# Work item
Your reply should repeat, exactly, the line containing "Extract the structured" and the rest of the material after it.

# Dataset
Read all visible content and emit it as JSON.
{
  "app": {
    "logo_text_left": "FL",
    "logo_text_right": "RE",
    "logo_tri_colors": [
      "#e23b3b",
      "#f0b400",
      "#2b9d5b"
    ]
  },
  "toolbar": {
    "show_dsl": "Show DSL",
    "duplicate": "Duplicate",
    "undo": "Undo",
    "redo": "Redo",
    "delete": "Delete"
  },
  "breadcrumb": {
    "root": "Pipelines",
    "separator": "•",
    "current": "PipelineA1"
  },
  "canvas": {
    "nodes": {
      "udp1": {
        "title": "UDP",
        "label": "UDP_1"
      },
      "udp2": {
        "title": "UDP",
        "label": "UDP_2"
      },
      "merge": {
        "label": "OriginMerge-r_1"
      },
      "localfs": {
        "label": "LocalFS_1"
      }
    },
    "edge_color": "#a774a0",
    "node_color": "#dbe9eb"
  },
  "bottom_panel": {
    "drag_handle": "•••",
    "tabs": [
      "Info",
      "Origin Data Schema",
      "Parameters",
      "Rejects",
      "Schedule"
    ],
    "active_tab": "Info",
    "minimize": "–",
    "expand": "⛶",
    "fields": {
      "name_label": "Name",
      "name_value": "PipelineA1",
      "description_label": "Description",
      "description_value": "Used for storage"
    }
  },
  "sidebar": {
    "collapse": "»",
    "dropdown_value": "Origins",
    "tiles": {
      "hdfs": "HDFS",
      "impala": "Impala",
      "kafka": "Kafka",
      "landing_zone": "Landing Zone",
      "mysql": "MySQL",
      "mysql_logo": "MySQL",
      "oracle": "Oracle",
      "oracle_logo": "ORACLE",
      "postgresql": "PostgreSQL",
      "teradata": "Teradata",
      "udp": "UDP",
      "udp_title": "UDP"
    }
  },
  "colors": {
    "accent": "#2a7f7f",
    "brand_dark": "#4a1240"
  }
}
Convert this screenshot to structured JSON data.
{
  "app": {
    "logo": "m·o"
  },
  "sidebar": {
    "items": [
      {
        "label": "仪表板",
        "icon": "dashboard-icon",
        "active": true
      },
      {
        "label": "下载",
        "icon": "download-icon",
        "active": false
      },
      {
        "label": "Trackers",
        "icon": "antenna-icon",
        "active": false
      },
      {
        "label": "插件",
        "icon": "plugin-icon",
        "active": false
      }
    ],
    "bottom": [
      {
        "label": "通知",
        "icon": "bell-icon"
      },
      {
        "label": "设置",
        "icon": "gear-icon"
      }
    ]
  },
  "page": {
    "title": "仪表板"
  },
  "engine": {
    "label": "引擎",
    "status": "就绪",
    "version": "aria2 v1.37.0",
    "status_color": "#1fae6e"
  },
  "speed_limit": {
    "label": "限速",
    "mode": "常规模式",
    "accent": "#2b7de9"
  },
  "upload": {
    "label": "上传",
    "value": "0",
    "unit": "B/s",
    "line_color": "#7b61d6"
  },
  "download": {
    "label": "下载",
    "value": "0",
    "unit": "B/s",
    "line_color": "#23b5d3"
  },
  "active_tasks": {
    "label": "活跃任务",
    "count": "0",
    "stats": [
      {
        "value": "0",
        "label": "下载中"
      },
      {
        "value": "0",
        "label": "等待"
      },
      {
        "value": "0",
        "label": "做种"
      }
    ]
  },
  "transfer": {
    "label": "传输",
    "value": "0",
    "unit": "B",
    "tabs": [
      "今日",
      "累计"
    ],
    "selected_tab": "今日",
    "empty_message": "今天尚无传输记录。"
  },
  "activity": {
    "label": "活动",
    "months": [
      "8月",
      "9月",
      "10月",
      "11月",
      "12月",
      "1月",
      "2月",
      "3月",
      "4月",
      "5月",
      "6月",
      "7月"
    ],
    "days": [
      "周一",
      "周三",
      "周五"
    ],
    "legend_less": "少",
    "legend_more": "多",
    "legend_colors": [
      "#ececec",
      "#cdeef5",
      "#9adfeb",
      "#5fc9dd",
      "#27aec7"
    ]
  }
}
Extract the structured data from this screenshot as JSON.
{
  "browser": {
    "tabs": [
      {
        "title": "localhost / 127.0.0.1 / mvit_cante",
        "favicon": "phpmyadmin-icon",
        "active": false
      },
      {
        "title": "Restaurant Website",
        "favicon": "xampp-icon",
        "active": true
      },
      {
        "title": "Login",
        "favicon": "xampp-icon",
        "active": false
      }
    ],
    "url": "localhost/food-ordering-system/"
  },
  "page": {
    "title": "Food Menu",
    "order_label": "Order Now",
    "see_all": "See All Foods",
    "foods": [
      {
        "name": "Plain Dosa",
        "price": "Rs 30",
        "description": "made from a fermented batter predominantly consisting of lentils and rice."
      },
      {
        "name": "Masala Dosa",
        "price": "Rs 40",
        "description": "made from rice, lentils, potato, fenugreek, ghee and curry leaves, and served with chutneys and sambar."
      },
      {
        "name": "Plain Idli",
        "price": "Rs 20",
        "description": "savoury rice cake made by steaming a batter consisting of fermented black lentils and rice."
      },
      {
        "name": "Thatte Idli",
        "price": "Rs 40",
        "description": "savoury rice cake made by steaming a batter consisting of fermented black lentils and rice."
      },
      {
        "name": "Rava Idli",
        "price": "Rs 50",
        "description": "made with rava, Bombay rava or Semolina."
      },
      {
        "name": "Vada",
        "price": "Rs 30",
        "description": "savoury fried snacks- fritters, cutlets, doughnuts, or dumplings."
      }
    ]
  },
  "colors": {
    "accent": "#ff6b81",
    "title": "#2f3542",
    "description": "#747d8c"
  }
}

# Result for this task
Extract the structured data from this screenshot as JSON.
{
  "browser": {
    "tabs": [
      {
        "title": "localhost / 127.0.0.1 / mvit_cante",
        "favicon": "phpmyadmin-icon",
        "active": false
      },
      {
        "title": "Restaurant Website",
        "favicon": "xampp-icon",
        "active": true
      },
      {
        "title": "Login",
        "favicon": "xampp-icon",
        "active": false
      }
    ],
    "url": "localhost/food-ordering-system/"
  },
  "page": {
    "title": "Food Menu",
    "order_label": "Order Now",
    "see_all": "See All Foods",
    "foods": [
      {
        "name": "Plain Dosa",
        "price": "Rs 30",
        "description": "made from a fermented batter predominantly consisting of lentils and rice."
      },
      {
        "name": "Masala Dosa",
        "price": "Rs 40",
        "description": "made from rice, lentils, potato, fenugreek, ghee and curry leaves, and served with chutneys and sambar."
      },
      {
        "name": "Plain Idli",
        "price": "Rs 20",
        "description": "savoury rice cake made by steaming a batter consisting of fermented black lentils and rice."
      },
      {
        "name": "Thatte Idli",
        "price": "Rs 40",
        "description": "savoury rice cake made by steaming a batter consisting of fermented black lentils and rice."
      },
      {
        "name": "Rava Idli",
        "price": "Rs 50",
        "description": "made with rava, Bombay rava or Semolina."
      },
      {
        "name": "Vada",
        "price": "Rs 30",
        "description": "savoury fried snacks- fritters, cutlets, doughnuts, or dumplings."
      }
    ]
  },
  "colors": {
    "accent": "#ff6b81",
    "title": "#2f3542",
    "description": "#747d8c"
  }
}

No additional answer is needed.